▶ Task data:
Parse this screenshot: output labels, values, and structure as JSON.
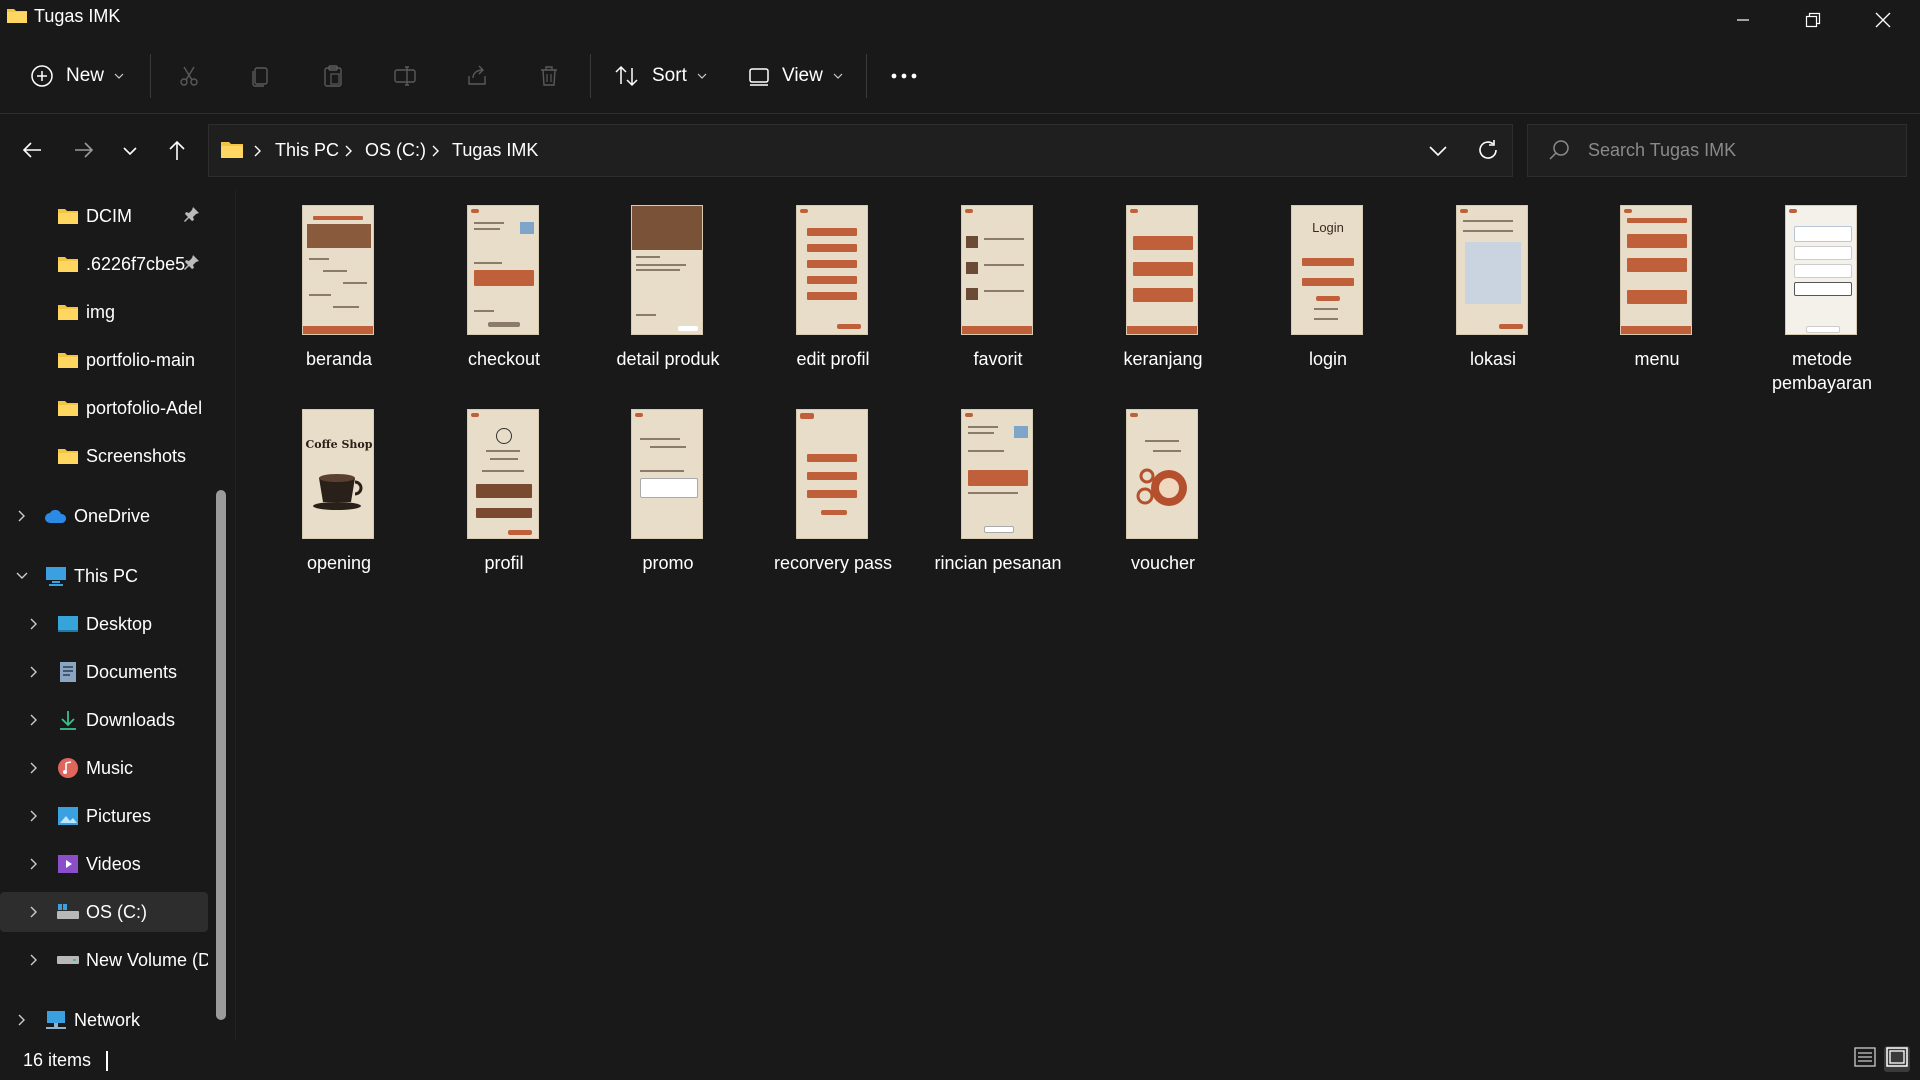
{
  "window": {
    "title": "Tugas IMK"
  },
  "commandbar": {
    "new_label": "New",
    "sort_label": "Sort",
    "view_label": "View"
  },
  "address": {
    "crumbs": [
      "This PC",
      "OS (C:)",
      "Tugas IMK"
    ]
  },
  "search": {
    "placeholder": "Search Tugas IMK"
  },
  "sidebar": {
    "items": [
      {
        "label": "DCIM",
        "pinned": true
      },
      {
        "label": ".6226f7cbe5",
        "pinned": true
      },
      {
        "label": "img"
      },
      {
        "label": "portfolio-main"
      },
      {
        "label": "portofolio-Adel"
      },
      {
        "label": "Screenshots"
      },
      {
        "label": "OneDrive"
      },
      {
        "label": "This PC"
      },
      {
        "label": "Desktop"
      },
      {
        "label": "Documents"
      },
      {
        "label": "Downloads"
      },
      {
        "label": "Music"
      },
      {
        "label": "Pictures"
      },
      {
        "label": "Videos"
      },
      {
        "label": "OS (C:)",
        "selected": true
      },
      {
        "label": "New Volume (D"
      },
      {
        "label": "Network"
      }
    ]
  },
  "files": [
    {
      "name": "beranda"
    },
    {
      "name": "checkout"
    },
    {
      "name": "detail produk"
    },
    {
      "name": "edit profil"
    },
    {
      "name": "favorit"
    },
    {
      "name": "keranjang"
    },
    {
      "name": "login"
    },
    {
      "name": "lokasi"
    },
    {
      "name": "menu"
    },
    {
      "name": "metode pembayaran"
    },
    {
      "name": "opening"
    },
    {
      "name": "profil"
    },
    {
      "name": "promo"
    },
    {
      "name": "recorvery pass"
    },
    {
      "name": "rincian pesanan"
    },
    {
      "name": "voucher"
    }
  ],
  "thumb_text": {
    "login": "Login",
    "opening": "Coffe Shop"
  },
  "status": {
    "count": "16 items"
  },
  "colors": {
    "background": "#191919",
    "thumb_paper": "#e8ddc8",
    "accent_brown": "#c0603a",
    "folder_yellow": "#f5c542"
  }
}
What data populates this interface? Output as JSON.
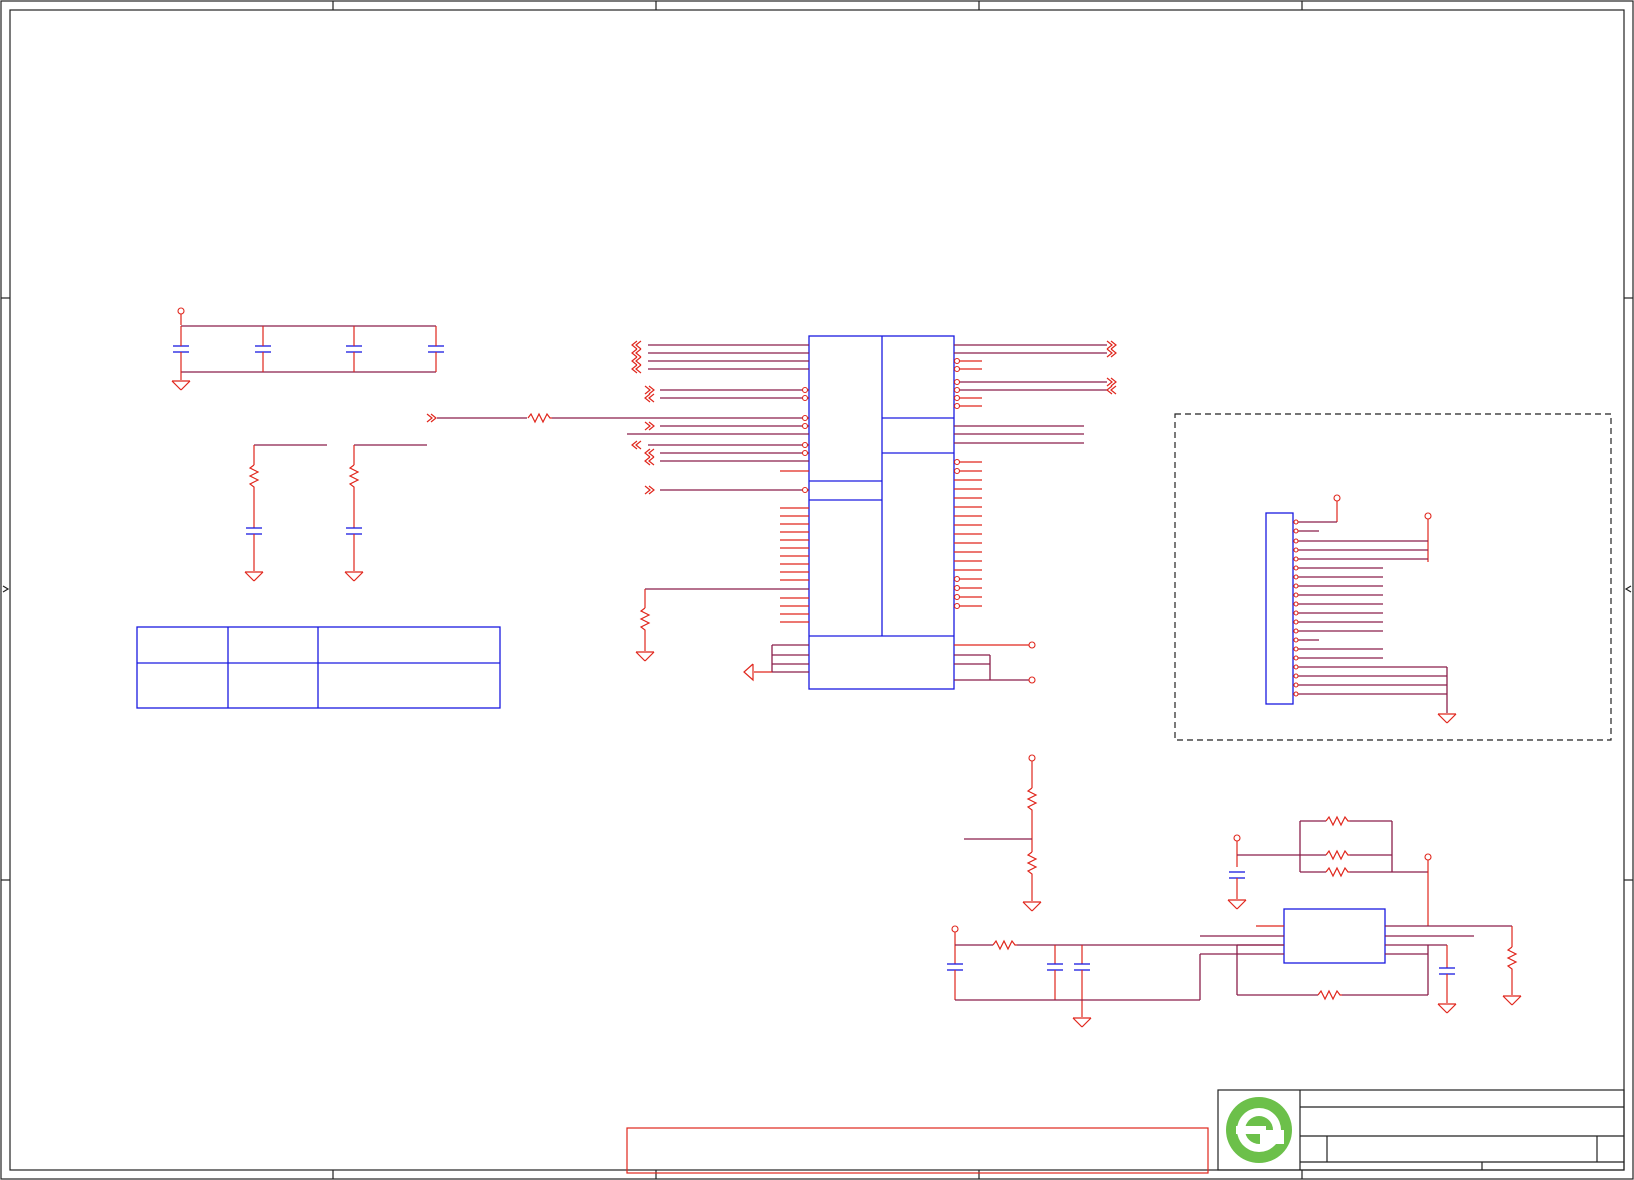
{
  "colors": {
    "frame": "#222222",
    "wire": "#8b1f4a",
    "pin": "#e0261c",
    "body": "#1a1ae0",
    "logo": "#6cc04a"
  },
  "icons": {
    "logo": "company-logo-icon",
    "ground": "ground-icon",
    "power": "power-rail-icon",
    "resistor": "resistor-icon",
    "capacitor": "capacitor-icon",
    "port": "offpage-port-icon"
  }
}
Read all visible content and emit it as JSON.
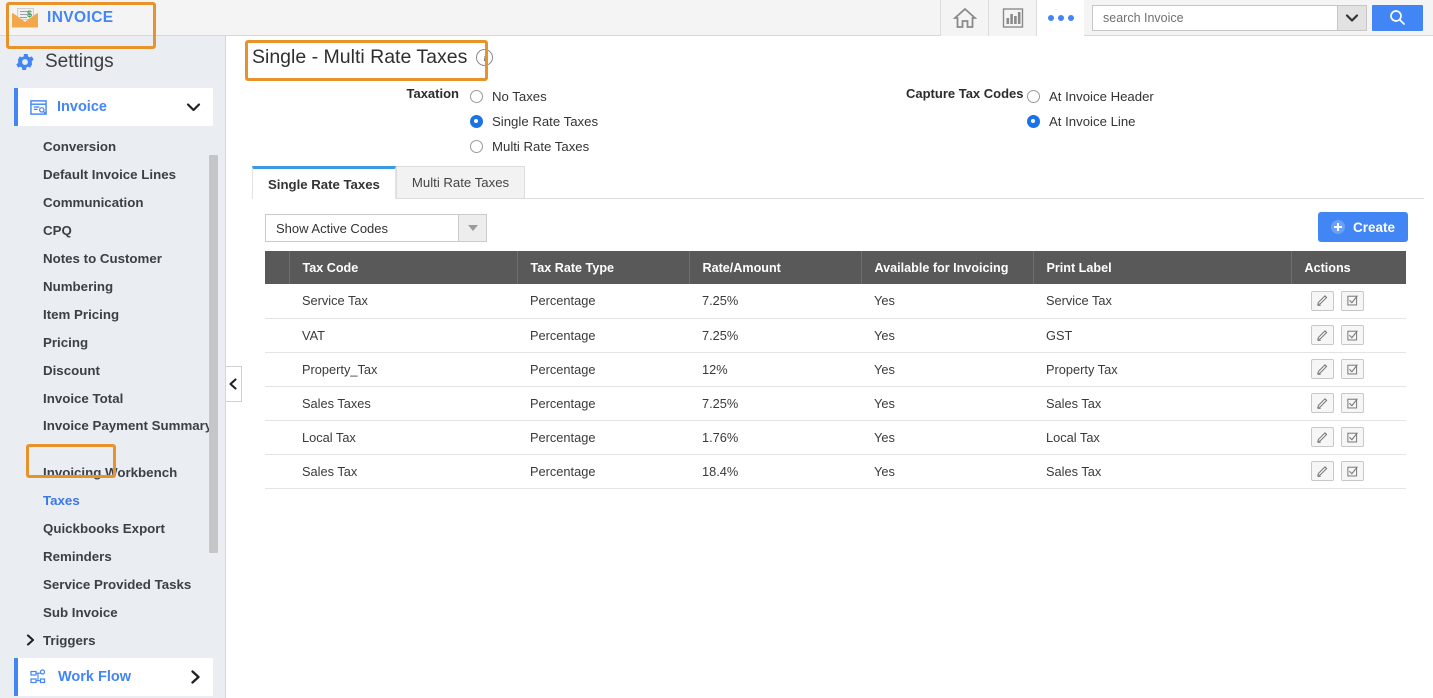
{
  "topbar": {
    "brand": "INVOICE",
    "icons": [
      "home-icon",
      "chart-icon",
      "more-icon"
    ],
    "search": {
      "value": "",
      "placeholder": "search Invoice"
    }
  },
  "sidebar": {
    "title": "Settings",
    "group": {
      "label": "Invoice",
      "expanded": true
    },
    "items": [
      {
        "label": "Conversion",
        "active": false
      },
      {
        "label": "Default Invoice Lines",
        "active": false
      },
      {
        "label": "Communication",
        "active": false
      },
      {
        "label": "CPQ",
        "active": false
      },
      {
        "label": "Notes to Customer",
        "active": false
      },
      {
        "label": "Numbering",
        "active": false
      },
      {
        "label": "Item Pricing",
        "active": false
      },
      {
        "label": "Pricing",
        "active": false
      },
      {
        "label": "Discount",
        "active": false
      },
      {
        "label": "Invoice Total",
        "active": false
      },
      {
        "label": "Invoice Payment Summary",
        "active": false
      },
      {
        "label": "Invoicing Workbench",
        "active": false
      },
      {
        "label": "Taxes",
        "active": true
      },
      {
        "label": "Quickbooks Export",
        "active": false
      },
      {
        "label": "Reminders",
        "active": false
      },
      {
        "label": "Service Provided Tasks",
        "active": false
      },
      {
        "label": "Sub Invoice",
        "active": false
      },
      {
        "label": "Triggers",
        "active": false
      }
    ],
    "bottom_group": {
      "label": "Work Flow"
    }
  },
  "main": {
    "title": "Single - Multi Rate Taxes",
    "taxation": {
      "label": "Taxation",
      "options": [
        {
          "label": "No Taxes",
          "selected": false
        },
        {
          "label": "Single Rate Taxes",
          "selected": true
        },
        {
          "label": "Multi Rate Taxes",
          "selected": false
        }
      ]
    },
    "capture_tax_codes": {
      "label": "Capture Tax Codes",
      "options": [
        {
          "label": "At Invoice Header",
          "selected": false
        },
        {
          "label": "At Invoice Line",
          "selected": true
        }
      ]
    },
    "tabs": [
      {
        "label": "Single Rate Taxes",
        "active": true
      },
      {
        "label": "Multi Rate Taxes",
        "active": false
      }
    ],
    "filter": {
      "value": "Show Active Codes"
    },
    "create_button": "Create",
    "table": {
      "columns": [
        "Tax Code",
        "Tax Rate Type",
        "Rate/Amount",
        "Available for Invoicing",
        "Print Label",
        "Actions"
      ],
      "rows": [
        {
          "tax_code": "Service Tax",
          "tax_rate_type": "Percentage",
          "rate_amount": "7.25%",
          "available": "Yes",
          "print_label": "Service Tax"
        },
        {
          "tax_code": "VAT",
          "tax_rate_type": "Percentage",
          "rate_amount": "7.25%",
          "available": "Yes",
          "print_label": "GST"
        },
        {
          "tax_code": "Property_Tax",
          "tax_rate_type": "Percentage",
          "rate_amount": "12%",
          "available": "Yes",
          "print_label": "Property Tax"
        },
        {
          "tax_code": "Sales Taxes",
          "tax_rate_type": "Percentage",
          "rate_amount": "7.25%",
          "available": "Yes",
          "print_label": "Sales Tax"
        },
        {
          "tax_code": "Local Tax",
          "tax_rate_type": "Percentage",
          "rate_amount": "1.76%",
          "available": "Yes",
          "print_label": "Local Tax"
        },
        {
          "tax_code": "Sales Tax",
          "tax_rate_type": "Percentage",
          "rate_amount": "18.4%",
          "available": "Yes",
          "print_label": "Sales Tax"
        }
      ]
    }
  },
  "colors": {
    "brand_blue": "#4285f4",
    "highlight_orange": "#e8932a",
    "table_header_gray": "#595959",
    "sidebar_bg": "#eaeef3",
    "tab_accent": "#3b9ae1"
  }
}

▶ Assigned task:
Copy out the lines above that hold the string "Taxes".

▶ Solution:
        "label": "Taxes",
    "title": "Single - Multi Rate Taxes",
          "label": "No Taxes",
          "label": "Single Rate Taxes",
          "label": "Multi Rate Taxes",
        "label": "Single Rate Taxes",
        "label": "Multi Rate Taxes",
          "tax_code": "Sales Taxes",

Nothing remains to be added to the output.